According to the suit, the chief was friendly with the policeman in question, and overstepped his authority by retaliating against Ashley Automotive. Barberio points out that only the borough council has that power.
As a result of being denied the work, Barberio says he’s out thousands of dollars each month. Additionally, he says a good bit of other revenue is lost from an area perception that the police must be discriminating against the company for a good reason.
Chief Bell’s position appears to be that the company was not fully licensed for the work, something Barberio insists he can prove is untrue. Bell also reportedly sent an email to council members explaining his actions in which he accused Barberio of a road rage incident.
“He makes all these accusations against me and they are all lies,” Barberio told The Citizens Voice newspaper. “He’s ruining me.”
Despite being aware of the matter, the Ashley council has not directed the police department to again start dispatching through Ashley Automotive. Instead, Barberio says they offered to begin rotating him back in with other companies if he agrees to drop the lawsuit.
“This is not about money at this point,” Barberio said. “This is about my reputation.”
A letter recently sent by the borough’s solicitor to Ashley Automotive indicated that their contract was never exclusive, something Barberio also disputes.
Barberio’s suit was filed Wednesday in Luzerne County Court in Wilkes-Barre.
More of the legal latest in towing...
- Like texting-while-driving, on-board computer systems can represent a dangerous distraction from the road.
- The widespread use of camera phones can inflate a single incident, and unfairly paint the reputation of an entire business.
- An annual gathering of motorcycle enthusiasts in St. Louis ensnared local police this week, resulting ultimately in two deaths, dozens of arrests and nearly ninety bikes towed.
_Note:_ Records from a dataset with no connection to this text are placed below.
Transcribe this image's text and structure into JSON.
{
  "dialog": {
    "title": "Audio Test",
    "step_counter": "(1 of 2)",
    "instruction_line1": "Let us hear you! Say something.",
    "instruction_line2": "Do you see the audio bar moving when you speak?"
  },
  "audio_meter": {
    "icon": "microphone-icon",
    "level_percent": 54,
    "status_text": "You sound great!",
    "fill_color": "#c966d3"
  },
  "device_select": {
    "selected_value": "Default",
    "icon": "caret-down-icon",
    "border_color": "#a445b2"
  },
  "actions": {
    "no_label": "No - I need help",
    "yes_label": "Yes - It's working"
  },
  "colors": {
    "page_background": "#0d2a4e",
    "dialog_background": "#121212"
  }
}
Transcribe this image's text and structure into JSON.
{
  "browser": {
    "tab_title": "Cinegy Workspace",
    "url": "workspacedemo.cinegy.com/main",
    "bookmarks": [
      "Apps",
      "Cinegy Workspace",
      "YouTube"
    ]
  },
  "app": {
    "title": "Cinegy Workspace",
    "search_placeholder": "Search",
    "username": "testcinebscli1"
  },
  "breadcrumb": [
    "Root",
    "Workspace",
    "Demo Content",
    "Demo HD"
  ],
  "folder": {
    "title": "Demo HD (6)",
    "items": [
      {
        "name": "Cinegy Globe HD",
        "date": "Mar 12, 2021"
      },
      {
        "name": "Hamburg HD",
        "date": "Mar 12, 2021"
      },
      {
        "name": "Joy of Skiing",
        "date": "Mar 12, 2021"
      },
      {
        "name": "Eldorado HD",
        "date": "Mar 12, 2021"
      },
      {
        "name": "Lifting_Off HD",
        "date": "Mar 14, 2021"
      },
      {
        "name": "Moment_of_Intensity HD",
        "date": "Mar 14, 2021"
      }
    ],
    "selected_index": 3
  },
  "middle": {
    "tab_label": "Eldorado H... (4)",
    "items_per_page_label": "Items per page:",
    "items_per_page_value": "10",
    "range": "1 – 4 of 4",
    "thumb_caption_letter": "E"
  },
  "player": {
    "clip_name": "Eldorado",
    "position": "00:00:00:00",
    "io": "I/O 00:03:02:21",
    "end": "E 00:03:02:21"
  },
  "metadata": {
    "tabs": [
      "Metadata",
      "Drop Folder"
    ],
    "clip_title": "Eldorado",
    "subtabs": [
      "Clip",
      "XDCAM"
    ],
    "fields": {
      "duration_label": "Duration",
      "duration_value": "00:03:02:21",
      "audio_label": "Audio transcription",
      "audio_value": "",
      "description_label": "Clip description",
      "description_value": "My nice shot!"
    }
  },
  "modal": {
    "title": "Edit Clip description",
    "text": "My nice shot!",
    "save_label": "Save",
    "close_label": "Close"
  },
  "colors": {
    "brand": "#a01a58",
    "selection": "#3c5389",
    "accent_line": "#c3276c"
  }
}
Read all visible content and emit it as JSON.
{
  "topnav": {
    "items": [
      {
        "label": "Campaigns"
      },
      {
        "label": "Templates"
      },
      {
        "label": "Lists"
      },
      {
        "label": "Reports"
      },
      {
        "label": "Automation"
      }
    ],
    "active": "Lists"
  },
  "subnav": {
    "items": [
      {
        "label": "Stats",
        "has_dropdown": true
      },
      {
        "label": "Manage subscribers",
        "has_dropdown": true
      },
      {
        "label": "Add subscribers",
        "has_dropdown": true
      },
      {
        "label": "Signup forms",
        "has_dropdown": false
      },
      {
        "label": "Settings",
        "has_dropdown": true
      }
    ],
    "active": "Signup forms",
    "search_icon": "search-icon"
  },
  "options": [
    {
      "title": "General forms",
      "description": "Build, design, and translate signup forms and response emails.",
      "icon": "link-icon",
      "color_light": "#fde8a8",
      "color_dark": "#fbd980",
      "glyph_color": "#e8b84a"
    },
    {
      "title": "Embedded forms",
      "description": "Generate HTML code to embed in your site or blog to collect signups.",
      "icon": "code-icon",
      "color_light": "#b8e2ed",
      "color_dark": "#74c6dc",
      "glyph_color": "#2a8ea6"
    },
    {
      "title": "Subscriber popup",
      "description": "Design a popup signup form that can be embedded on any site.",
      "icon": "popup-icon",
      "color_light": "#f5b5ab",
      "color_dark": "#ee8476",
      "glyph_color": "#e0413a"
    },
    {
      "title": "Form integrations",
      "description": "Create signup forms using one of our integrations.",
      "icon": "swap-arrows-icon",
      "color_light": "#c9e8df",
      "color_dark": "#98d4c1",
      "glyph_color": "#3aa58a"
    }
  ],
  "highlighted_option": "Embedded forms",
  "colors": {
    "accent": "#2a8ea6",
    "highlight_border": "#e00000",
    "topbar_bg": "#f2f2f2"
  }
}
- Tow owner in Penn. is suing local police chief, claiming his company has been denied tow work despite contract
- Towing companies could be facing new local guidelines from OH Supreme Court decision...